Task statement: Give back the whole listing below exactly.

Recorded information:
^^^^^^^^

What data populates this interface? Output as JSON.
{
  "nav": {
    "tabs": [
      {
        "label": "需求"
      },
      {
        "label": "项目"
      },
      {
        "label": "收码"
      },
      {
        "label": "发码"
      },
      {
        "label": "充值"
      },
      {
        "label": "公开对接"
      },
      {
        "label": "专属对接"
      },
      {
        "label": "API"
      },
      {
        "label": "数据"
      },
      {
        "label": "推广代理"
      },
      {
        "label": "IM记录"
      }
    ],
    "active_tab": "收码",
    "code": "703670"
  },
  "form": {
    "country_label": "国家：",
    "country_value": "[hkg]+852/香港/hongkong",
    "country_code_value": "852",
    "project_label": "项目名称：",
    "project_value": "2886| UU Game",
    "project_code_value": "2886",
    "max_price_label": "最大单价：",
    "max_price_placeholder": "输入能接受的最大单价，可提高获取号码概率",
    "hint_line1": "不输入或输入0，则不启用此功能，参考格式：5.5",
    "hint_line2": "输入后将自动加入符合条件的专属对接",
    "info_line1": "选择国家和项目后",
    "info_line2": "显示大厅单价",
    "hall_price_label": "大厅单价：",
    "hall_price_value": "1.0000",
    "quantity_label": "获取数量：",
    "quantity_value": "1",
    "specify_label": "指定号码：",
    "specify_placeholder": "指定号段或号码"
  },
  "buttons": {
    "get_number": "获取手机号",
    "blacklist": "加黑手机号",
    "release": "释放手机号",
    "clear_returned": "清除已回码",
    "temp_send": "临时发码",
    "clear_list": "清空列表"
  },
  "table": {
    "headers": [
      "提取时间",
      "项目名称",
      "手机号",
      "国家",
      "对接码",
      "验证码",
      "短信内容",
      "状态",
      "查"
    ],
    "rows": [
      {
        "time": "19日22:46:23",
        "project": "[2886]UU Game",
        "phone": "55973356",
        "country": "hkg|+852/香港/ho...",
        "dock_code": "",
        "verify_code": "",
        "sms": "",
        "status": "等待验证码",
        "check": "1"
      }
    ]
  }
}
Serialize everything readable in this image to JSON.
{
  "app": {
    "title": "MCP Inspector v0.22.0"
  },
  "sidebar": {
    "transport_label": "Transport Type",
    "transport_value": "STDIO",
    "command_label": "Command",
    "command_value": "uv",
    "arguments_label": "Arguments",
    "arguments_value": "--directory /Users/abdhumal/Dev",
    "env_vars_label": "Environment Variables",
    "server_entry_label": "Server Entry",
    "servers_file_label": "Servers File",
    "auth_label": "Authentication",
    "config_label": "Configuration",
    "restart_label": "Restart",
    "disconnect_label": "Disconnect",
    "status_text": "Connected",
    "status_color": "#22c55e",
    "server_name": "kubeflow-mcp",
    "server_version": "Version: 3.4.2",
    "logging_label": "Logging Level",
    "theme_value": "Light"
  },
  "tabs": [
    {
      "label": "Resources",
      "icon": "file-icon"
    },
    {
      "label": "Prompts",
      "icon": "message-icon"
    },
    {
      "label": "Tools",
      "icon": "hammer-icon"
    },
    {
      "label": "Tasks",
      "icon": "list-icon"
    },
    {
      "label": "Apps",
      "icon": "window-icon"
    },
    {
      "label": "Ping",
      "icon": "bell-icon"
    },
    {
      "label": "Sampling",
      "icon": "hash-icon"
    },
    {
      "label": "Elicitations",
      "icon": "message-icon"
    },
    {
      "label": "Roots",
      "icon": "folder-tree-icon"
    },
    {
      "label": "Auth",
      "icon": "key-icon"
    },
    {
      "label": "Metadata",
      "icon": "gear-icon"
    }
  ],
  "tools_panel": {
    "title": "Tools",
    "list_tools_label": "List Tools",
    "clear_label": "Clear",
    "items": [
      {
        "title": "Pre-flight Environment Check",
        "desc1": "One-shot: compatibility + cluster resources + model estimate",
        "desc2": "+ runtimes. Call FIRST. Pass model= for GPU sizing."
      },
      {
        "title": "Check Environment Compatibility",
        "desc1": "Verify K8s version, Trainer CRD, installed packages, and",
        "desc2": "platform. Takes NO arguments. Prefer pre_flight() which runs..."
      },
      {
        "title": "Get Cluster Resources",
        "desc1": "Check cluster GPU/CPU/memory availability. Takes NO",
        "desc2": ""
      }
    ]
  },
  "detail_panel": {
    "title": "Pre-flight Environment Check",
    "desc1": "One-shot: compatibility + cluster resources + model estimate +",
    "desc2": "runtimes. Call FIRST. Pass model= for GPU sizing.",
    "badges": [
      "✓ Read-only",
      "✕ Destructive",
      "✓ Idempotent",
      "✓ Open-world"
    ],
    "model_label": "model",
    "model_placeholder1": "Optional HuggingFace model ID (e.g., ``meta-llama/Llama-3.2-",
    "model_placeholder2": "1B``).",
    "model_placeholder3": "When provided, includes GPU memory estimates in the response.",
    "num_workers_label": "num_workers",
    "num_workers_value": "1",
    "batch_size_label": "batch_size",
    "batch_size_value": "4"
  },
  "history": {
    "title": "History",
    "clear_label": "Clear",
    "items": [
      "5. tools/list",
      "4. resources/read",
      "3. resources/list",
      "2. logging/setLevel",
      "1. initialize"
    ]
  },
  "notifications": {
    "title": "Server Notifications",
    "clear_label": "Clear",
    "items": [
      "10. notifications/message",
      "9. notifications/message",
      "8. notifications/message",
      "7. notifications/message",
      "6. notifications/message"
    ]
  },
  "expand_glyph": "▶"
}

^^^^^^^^

Result for this task:
What data populates this interface? Output as JSON.
{
  "nav": {
    "tabs": [
      {
        "label": "需求"
      },
      {
        "label": "项目"
      },
      {
        "label": "收码"
      },
      {
        "label": "发码"
      },
      {
        "label": "充值"
      },
      {
        "label": "公开对接"
      },
      {
        "label": "专属对接"
      },
      {
        "label": "API"
      },
      {
        "label": "数据"
      },
      {
        "label": "推广代理"
      },
      {
        "label": "IM记录"
      }
    ],
    "active_tab": "收码",
    "code": "703670"
  },
  "form": {
    "country_label": "国家：",
    "country_value": "[hkg]+852/香港/hongkong",
    "country_code_value": "852",
    "project_label": "项目名称：",
    "project_value": "2886| UU Game",
    "project_code_value": "2886",
    "max_price_label": "最大单价：",
    "max_price_placeholder": "输入能接受的最大单价，可提高获取号码概率",
    "hint_line1": "不输入或输入0，则不启用此功能，参考格式：5.5",
    "hint_line2": "输入后将自动加入符合条件的专属对接",
    "info_line1": "选择国家和项目后",
    "info_line2": "显示大厅单价",
    "hall_price_label": "大厅单价：",
    "hall_price_value": "1.0000",
    "quantity_label": "获取数量：",
    "quantity_value": "1",
    "specify_label": "指定号码：",
    "specify_placeholder": "指定号段或号码"
  },
  "buttons": {
    "get_number": "获取手机号",
    "blacklist": "加黑手机号",
    "release": "释放手机号",
    "clear_returned": "清除已回码",
    "temp_send": "临时发码",
    "clear_list": "清空列表"
  },
  "table": {
    "headers": [
      "提取时间",
      "项目名称",
      "手机号",
      "国家",
      "对接码",
      "验证码",
      "短信内容",
      "状态",
      "查"
    ],
    "rows": [
      {
        "time": "19日22:46:23",
        "project": "[2886]UU Game",
        "phone": "55973356",
        "country": "hkg|+852/香港/ho...",
        "dock_code": "",
        "verify_code": "",
        "sms": "",
        "status": "等待验证码",
        "check": "1"
      }
    ]
  }
}
Serialize everything readable in this image to JSON.
{
  "app": {
    "title": "MCP Inspector v0.22.0"
  },
  "sidebar": {
    "transport_label": "Transport Type",
    "transport_value": "STDIO",
    "command_label": "Command",
    "command_value": "uv",
    "arguments_label": "Arguments",
    "arguments_value": "--directory /Users/abdhumal/Dev",
    "env_vars_label": "Environment Variables",
    "server_entry_label": "Server Entry",
    "servers_file_label": "Servers File",
    "auth_label": "Authentication",
    "config_label": "Configuration",
    "restart_label": "Restart",
    "disconnect_label": "Disconnect",
    "status_text": "Connected",
    "status_color": "#22c55e",
    "server_name": "kubeflow-mcp",
    "server_version": "Version: 3.4.2",
    "logging_label": "Logging Level",
    "theme_value": "Light"
  },
  "tabs": [
    {
      "label": "Resources",
      "icon": "file-icon"
    },
    {
      "label": "Prompts",
      "icon": "message-icon"
    },
    {
      "label": "Tools",
      "icon": "hammer-icon"
    },
    {
      "label": "Tasks",
      "icon": "list-icon"
    },
    {
      "label": "Apps",
      "icon": "window-icon"
    },
    {
      "label": "Ping",
      "icon": "bell-icon"
    },
    {
      "label": "Sampling",
      "icon": "hash-icon"
    },
    {
      "label": "Elicitations",
      "icon": "message-icon"
    },
    {
      "label": "Roots",
      "icon": "folder-tree-icon"
    },
    {
      "label": "Auth",
      "icon": "key-icon"
    },
    {
      "label": "Metadata",
      "icon": "gear-icon"
    }
  ],
  "tools_panel": {
    "title": "Tools",
    "list_tools_label": "List Tools",
    "clear_label": "Clear",
    "items": [
      {
        "title": "Pre-flight Environment Check",
        "desc1": "One-shot: compatibility + cluster resources + model estimate",
        "desc2": "+ runtimes. Call FIRST. Pass model= for GPU sizing."
      },
      {
        "title": "Check Environment Compatibility",
        "desc1": "Verify K8s version, Trainer CRD, installed packages, and",
        "desc2": "platform. Takes NO arguments. Prefer pre_flight() which runs..."
      },
      {
        "title": "Get Cluster Resources",
        "desc1": "Check cluster GPU/CPU/memory availability. Takes NO",
        "desc2": ""
      }
    ]
  },
  "detail_panel": {
    "title": "Pre-flight Environment Check",
    "desc1": "One-shot: compatibility + cluster resources + model estimate +",
    "desc2": "runtimes. Call FIRST. Pass model= for GPU sizing.",
    "badges": [
      "✓ Read-only",
      "✕ Destructive",
      "✓ Idempotent",
      "✓ Open-world"
    ],
    "model_label": "model",
    "model_placeholder1": "Optional HuggingFace model ID (e.g., ``meta-llama/Llama-3.2-",
    "model_placeholder2": "1B``).",
    "model_placeholder3": "When provided, includes GPU memory estimates in the response.",
    "num_workers_label": "num_workers",
    "num_workers_value": "1",
    "batch_size_label": "batch_size",
    "batch_size_value": "4"
  },
  "history": {
    "title": "History",
    "clear_label": "Clear",
    "items": [
      "5. tools/list",
      "4. resources/read",
      "3. resources/list",
      "2. logging/setLevel",
      "1. initialize"
    ]
  },
  "notifications": {
    "title": "Server Notifications",
    "clear_label": "Clear",
    "items": [
      "10. notifications/message",
      "9. notifications/message",
      "8. notifications/message",
      "7. notifications/message",
      "6. notifications/message"
    ]
  },
  "expand_glyph": "▶"
}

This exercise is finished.